Problem details. From the entries below, please gather each line containing the string "Wondershare".

§ §

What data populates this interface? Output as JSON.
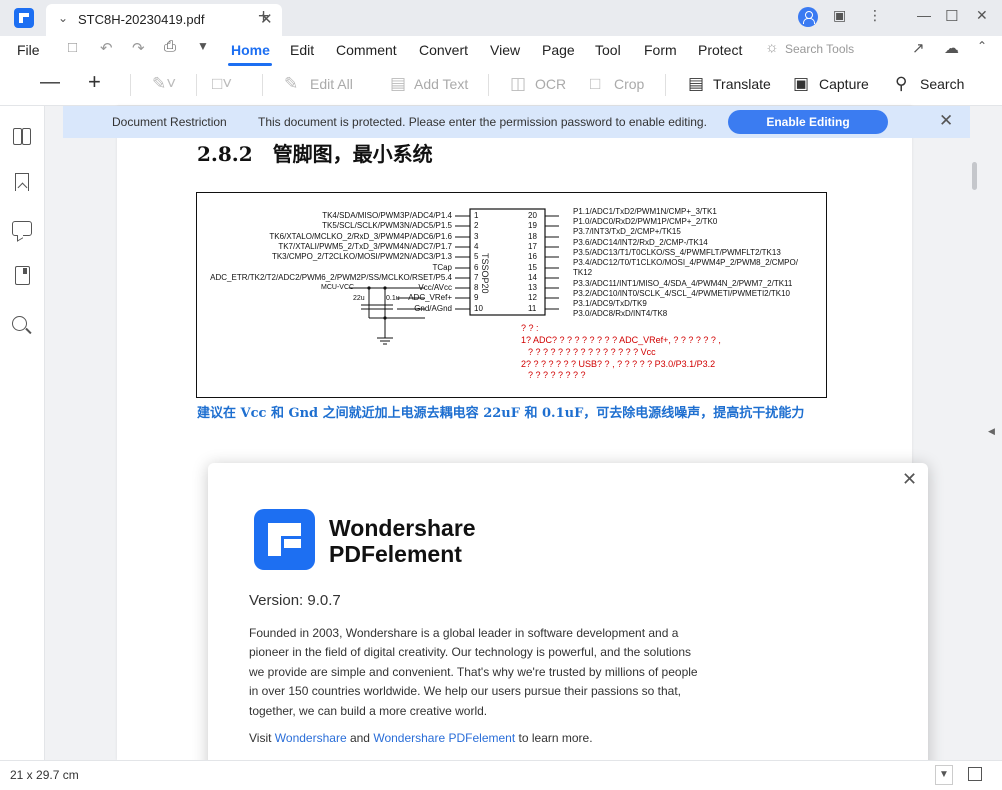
{
  "window": {
    "tab_title": "STC8H-20230419.pdf",
    "tab_close_icon": "close-icon",
    "new_tab_icon": "plus-icon"
  },
  "menubar": {
    "file": "File",
    "tabs": [
      "Home",
      "Edit",
      "Comment",
      "Convert",
      "View",
      "Page",
      "Tool",
      "Form",
      "Protect"
    ],
    "active_tab": "Home",
    "search_tools": "Search Tools"
  },
  "toolbar": {
    "edit_all": "Edit All",
    "add_text": "Add Text",
    "ocr": "OCR",
    "crop": "Crop",
    "translate": "Translate",
    "capture": "Capture",
    "search": "Search"
  },
  "banner": {
    "label": "Document Restriction",
    "message": "This document is protected. Please enter the permission password to enable editing.",
    "button": "Enable Editing"
  },
  "document": {
    "section_number": "2.8.2",
    "section_title": "管脚图，最小系统",
    "chip_label": "TSSOP20",
    "left_pins": [
      {
        "num": "1",
        "label": "TK4/SDA/MISO/PWM3P/ADC4/P1.4"
      },
      {
        "num": "2",
        "label": "TK5/SCL/SCLK/PWM3N/ADC5/P1.5"
      },
      {
        "num": "3",
        "label": "TK6/XTALO/MCLKO_2/RxD_3/PWM4P/ADC6/P1.6"
      },
      {
        "num": "4",
        "label": "TK7/XTALI/PWM5_2/TxD_3/PWM4N/ADC7/P1.7"
      },
      {
        "num": "5",
        "label": "TK3/CMPO_2/T2CLKO/MOSI/PWM2N/ADC3/P1.3"
      },
      {
        "num": "6",
        "label": "TCap"
      },
      {
        "num": "7",
        "label": "ADC_ETR/TK2/T2/ADC2/PWM6_2/PWM2P/SS/MCLKO/RSET/P5.4"
      },
      {
        "num": "8",
        "label": "Vcc/AVcc"
      },
      {
        "num": "9",
        "label": "ADC_VRef+"
      },
      {
        "num": "10",
        "label": "Gnd/AGnd"
      }
    ],
    "right_pins": [
      {
        "num": "20",
        "label": "P1.1/ADC1/TxD2/PWM1N/CMP+_3/TK1"
      },
      {
        "num": "19",
        "label": "P1.0/ADC0/RxD2/PWM1P/CMP+_2/TK0"
      },
      {
        "num": "18",
        "label": "P3.7/INT3/TxD_2/CMP+/TK15"
      },
      {
        "num": "17",
        "label": "P3.6/ADC14/INT2/RxD_2/CMP-/TK14"
      },
      {
        "num": "16",
        "label": "P3.5/ADC13/T1/T0CLKO/SS_4/PWMFLT/PWMFLT2/TK13"
      },
      {
        "num": "15",
        "label": "P3.4/ADC12/T0/T1CLKO/MOSI_4/PWM4P_2/PWM8_2/CMPO/"
      },
      {
        "num": "14",
        "label": "P3.3/ADC11/INT1/MISO_4/SDA_4/PWM4N_2/PWM7_2/TK11"
      },
      {
        "num": "13",
        "label": "P3.2/ADC10/INT0/SCLK_4/SCL_4/PWMETI/PWMETI2/TK10"
      },
      {
        "num": "12",
        "label": "P3.1/ADC9/TxD/TK9"
      },
      {
        "num": "11",
        "label": "P3.0/ADC8/RxD/INT4/TK8"
      }
    ],
    "right_pin_wrap": "TK12",
    "mcu_vcc": "MCU-VCC",
    "cap1": "22u",
    "cap2": "0.1u",
    "notes": [
      "? ? :",
      "1? ADC? ? ? ? ? ? ? ? ? ADC_VRef+, ? ? ? ? ? ? ,",
      "? ? ? ? ? ? ? ? ? ? ? ? ? ? ? Vcc",
      "2? ? ? ? ? ? ? USB? ? , ? ? ? ? ? P3.0/P3.1/P3.2",
      "? ? ? ? ? ? ? ?"
    ],
    "caption": "建议在 Vcc 和 Gnd 之间就近加上电源去耦电容 22uF 和 0.1uF，可去除电源线噪声，提高抗干扰能力"
  },
  "dialog": {
    "brand_line1": "Wondershare",
    "brand_line2": "PDFelement",
    "version": "Version: 9.0.7",
    "about_lines": [
      "Founded in 2003, Wondershare is a global leader in software development and a",
      "pioneer in the field of digital creativity. Our technology is powerful, and the solutions",
      "we provide are simple and convenient. That's why we're trusted by millions of people",
      "in over 150 countries worldwide. We help our users pursue their passions so that,",
      "together, we can build a more creative world."
    ],
    "visit_prefix": "Visit ",
    "visit_link1": "Wondershare",
    "visit_mid": " and ",
    "visit_link2": "Wondershare PDFelement",
    "visit_suffix": " to learn more.",
    "dots": "• • •"
  },
  "statusbar": {
    "page_size": "21 x 29.7 cm"
  }
}
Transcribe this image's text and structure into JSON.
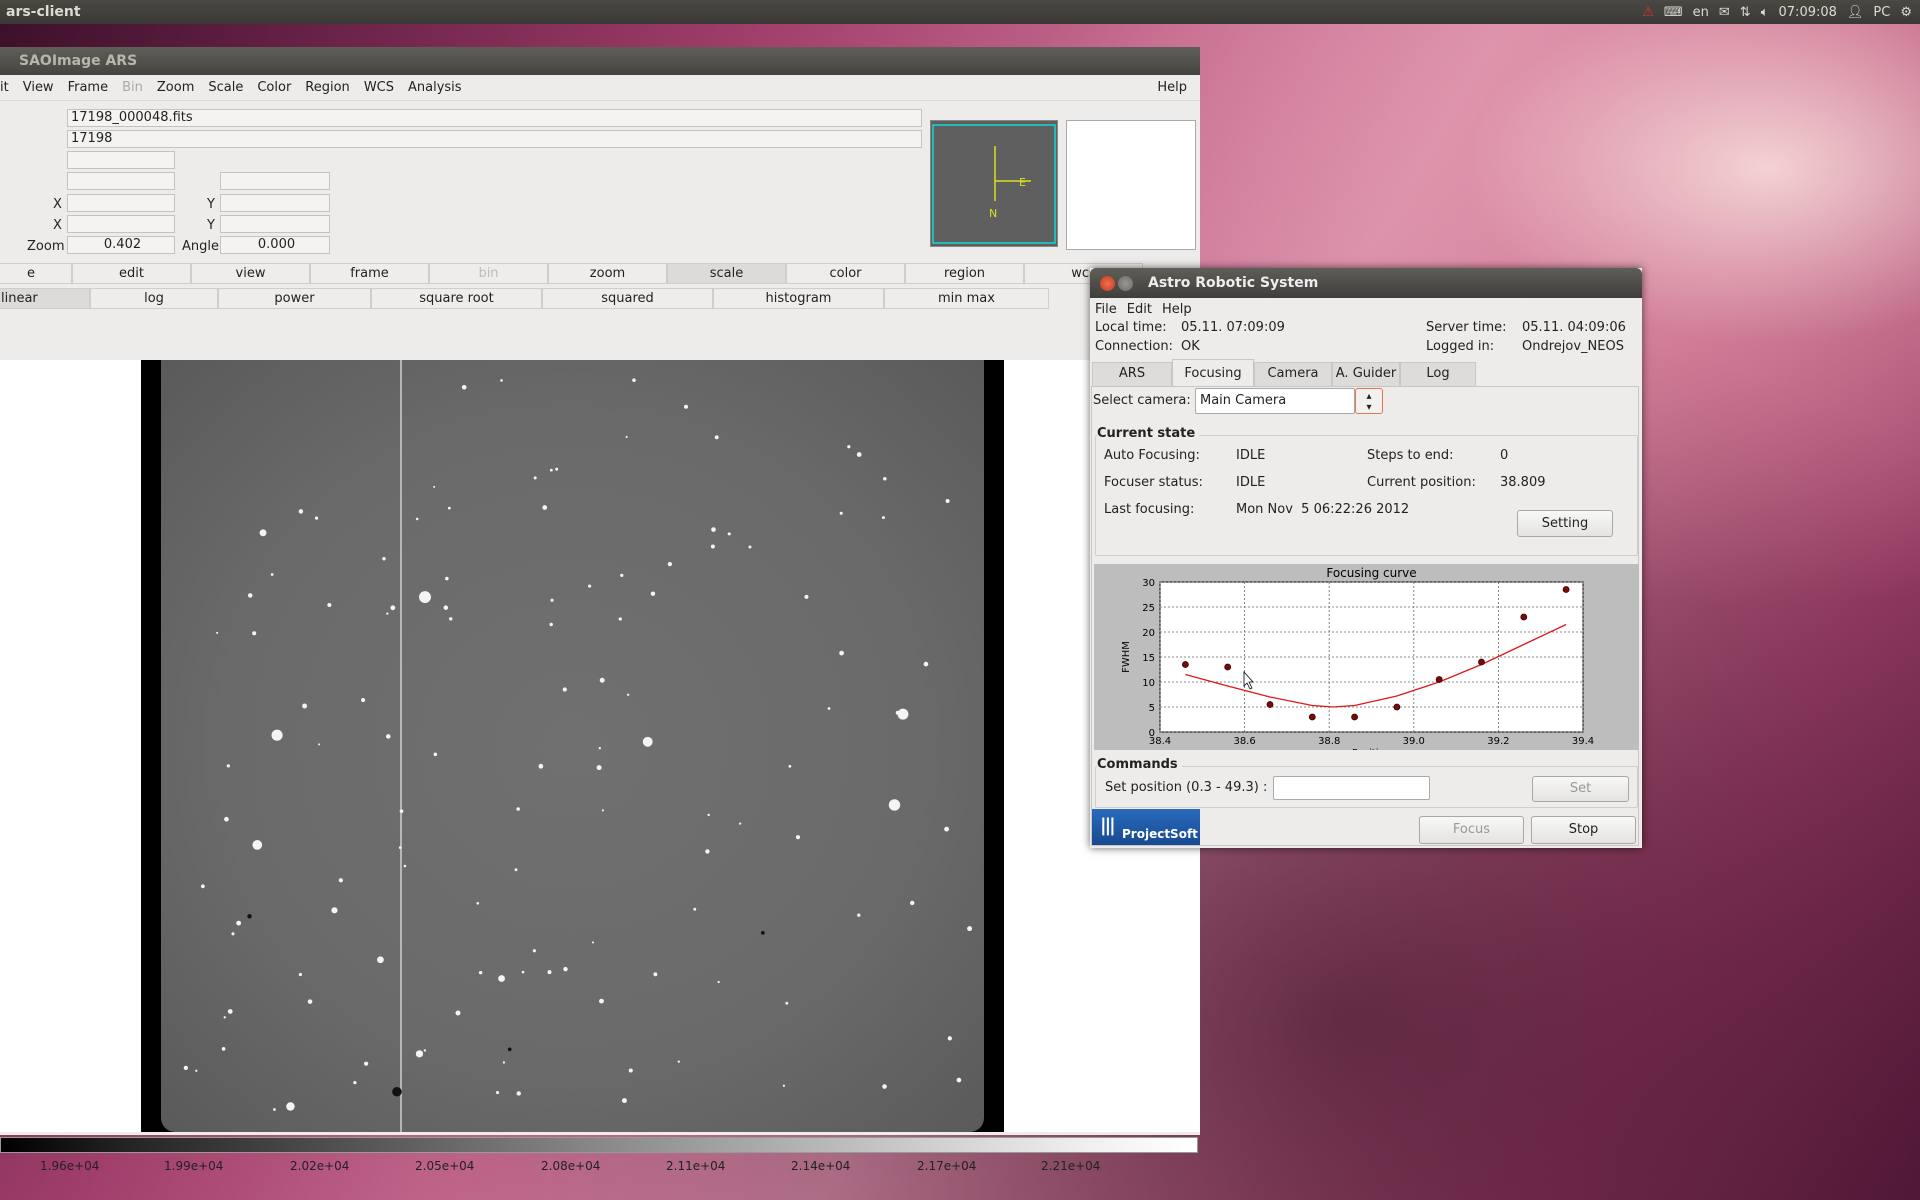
{
  "topbar": {
    "app_title": "ars-client",
    "lang": "en",
    "clock": "07:09:08",
    "user": "PC"
  },
  "sao": {
    "title": "SAOImage ARS",
    "menu": [
      "it",
      "View",
      "Frame",
      "Bin",
      "Zoom",
      "Scale",
      "Color",
      "Region",
      "WCS",
      "Analysis"
    ],
    "menu_help": "Help",
    "file_value": "17198_000048.fits",
    "object_value": "17198",
    "x_label": "X",
    "y_label": "Y",
    "zoom_label": "Zoom",
    "zoom_value": "0.402",
    "angle_label": "Angle",
    "angle_value": "0.000",
    "button_row": [
      "e",
      "edit",
      "view",
      "frame",
      "bin",
      "zoom",
      "scale",
      "color",
      "region",
      "wcs"
    ],
    "scale_row": [
      "linear",
      "log",
      "power",
      "square root",
      "squared",
      "histogram",
      "min max"
    ],
    "compass_labels": [
      "E",
      "N"
    ],
    "colorbar_ticks": [
      "1.96e+04",
      "1.99e+04",
      "2.02e+04",
      "2.05e+04",
      "2.08e+04",
      "2.11e+04",
      "2.14e+04",
      "2.17e+04",
      "2.21e+04"
    ]
  },
  "ars": {
    "title": "Astro Robotic System",
    "menu": [
      "File",
      "Edit",
      "Help"
    ],
    "local_time_label": "Local time:",
    "local_time": "05.11. 07:09:09",
    "connection_label": "Connection:",
    "connection": "OK",
    "server_time_label": "Server time:",
    "server_time": "05.11. 04:09:06",
    "logged_in_label": "Logged in:",
    "logged_in": "Ondrejov_NEOS",
    "tabs": [
      "ARS",
      "Focusing",
      "Camera",
      "A. Guider",
      "Log"
    ],
    "select_camera_label": "Select camera:",
    "select_camera_value": "Main Camera",
    "current_state_title": "Current state",
    "auto_focusing_label": "Auto Focusing:",
    "auto_focusing": "IDLE",
    "steps_label": "Steps to end:",
    "steps": "0",
    "focuser_status_label": "Focuser status:",
    "focuser_status": "IDLE",
    "current_pos_label": "Current position:",
    "current_pos": "38.809",
    "last_focusing_label": "Last focusing:",
    "last_focusing": "Mon Nov  5 06:22:26 2012",
    "setting_button": "Setting",
    "commands_title": "Commands",
    "set_position_label": "Set position (0.3 - 49.3) :",
    "set_button": "Set",
    "focus_button": "Focus",
    "stop_button": "Stop",
    "logo_text": "ProjectSoft"
  },
  "chart_data": {
    "type": "scatter",
    "title": "Focusing curve",
    "xlabel": "Position",
    "ylabel": "FWHM",
    "xlim": [
      38.4,
      39.4
    ],
    "ylim": [
      0,
      30
    ],
    "xticks": [
      "38.4",
      "38.6",
      "38.8",
      "39.0",
      "39.2",
      "39.4"
    ],
    "yticks": [
      "0",
      "5",
      "10",
      "15",
      "20",
      "25",
      "30"
    ],
    "grid": true,
    "points": [
      [
        38.46,
        13.5
      ],
      [
        38.56,
        13
      ],
      [
        38.66,
        5.5
      ],
      [
        38.76,
        3
      ],
      [
        38.86,
        3
      ],
      [
        38.96,
        5
      ],
      [
        39.06,
        10.5
      ],
      [
        39.16,
        14
      ],
      [
        39.26,
        23
      ],
      [
        39.36,
        28.5
      ]
    ],
    "fit": [
      [
        38.46,
        11.5
      ],
      [
        38.56,
        9.2
      ],
      [
        38.66,
        7
      ],
      [
        38.76,
        5.3
      ],
      [
        38.81,
        5
      ],
      [
        38.86,
        5.3
      ],
      [
        38.96,
        7.2
      ],
      [
        39.06,
        10
      ],
      [
        39.16,
        13.5
      ],
      [
        39.26,
        17.5
      ],
      [
        39.36,
        21.5
      ]
    ],
    "colors": {
      "points": "#7a0a0a",
      "fit": "#e01818"
    }
  }
}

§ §

Response area.
    "brand_line1": "Wondershare",
      "Founded in 2003, Wondershare is a global leader in software development and a",
    "visit_link1": "Wondershare",
    "visit_link2": "Wondershare PDFelement",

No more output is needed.